StaffÂ editorial published by The Augusta Chronicle
March 18, 2007
Bill supports promising, harmless stem cell research from birth tissue, fluid
When you think of stem cell research, what do you think about?
Embryos? Politics? Controversy?
A bill before the General Assembly just might change the way you think about it, though.
The “Saving the Cure Act” would create the “Georgia Newborn Umbilical Cord Blood Bank,” a network of public and private blood banks for the collection and storage of post-natal tissue and fluid that normally is simply discarded after birth – but which backers of the bill say is rich in stem cells – cells that already are used to treat anemia, leukemia, and lymphoma. They’re also being used in research for multiple sclerosis, rheumatoid arthritis, lupus and spinal cord injury, the bill’s backers say.

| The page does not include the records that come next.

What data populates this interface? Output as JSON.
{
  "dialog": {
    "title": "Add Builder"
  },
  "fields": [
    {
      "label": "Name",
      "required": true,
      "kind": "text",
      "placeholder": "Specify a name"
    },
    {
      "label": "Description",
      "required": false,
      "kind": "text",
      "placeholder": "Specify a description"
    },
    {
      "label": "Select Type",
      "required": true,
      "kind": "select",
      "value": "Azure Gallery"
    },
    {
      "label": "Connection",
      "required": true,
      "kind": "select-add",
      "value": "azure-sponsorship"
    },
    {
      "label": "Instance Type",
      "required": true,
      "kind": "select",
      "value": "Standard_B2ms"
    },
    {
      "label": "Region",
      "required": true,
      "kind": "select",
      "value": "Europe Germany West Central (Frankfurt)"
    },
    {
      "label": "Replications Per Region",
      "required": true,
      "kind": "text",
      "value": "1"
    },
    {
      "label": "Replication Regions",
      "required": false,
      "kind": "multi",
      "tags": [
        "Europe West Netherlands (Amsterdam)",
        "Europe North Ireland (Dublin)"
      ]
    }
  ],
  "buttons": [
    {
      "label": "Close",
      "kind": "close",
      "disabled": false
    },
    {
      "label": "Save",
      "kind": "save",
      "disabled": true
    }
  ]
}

In fact, the bill, introduced by state Sen. David Shafer, R-Duluth, is nicknamed “Keone’s Law” in honor of Keone Penn, who the bill backers say was cured of sickle cell anemia through umbilical cord stem cell treatment.
That’s beautiful enough. Even better, though, is that such research presents absolutely no risk of harming another human being – i.e., destroying a human embryo.
The bill, S.B. 148, would set up the cord blood bank network, as well as a commission by June 2008 to coordinate research and samples. The bill also would inspire, and in June 2009 mandate, health care professionals to educate new parents about the ease and value of birth tissue and fluid donation.
Speaking purely for himself, Dr. David Munn, a pediatric oncology professor at the Medical College of Georgia, told Sen. Shafer in a March 5 letter that “I consider the goal of facilitating and encouraging nondestructive stem cell research to be a laudable one. Many of the most scientifically exciting possibilities for human therapy, and the ones that are the most practically attainable and closest to human clinical trials, are based on non-embryonic stem cells. In my opinion, it would be unfortunate to allow the dubious and controversial ethics of embryonic stem cells to divert attention from the many ethically acceptable, more promising and much less speculative non-embryonic strategies.”
We agree, and we believe Georgia lawmakers would be foolish to pass up this chance to advance science, and medical cures, with no pain or cost to donors – and no harm to human life.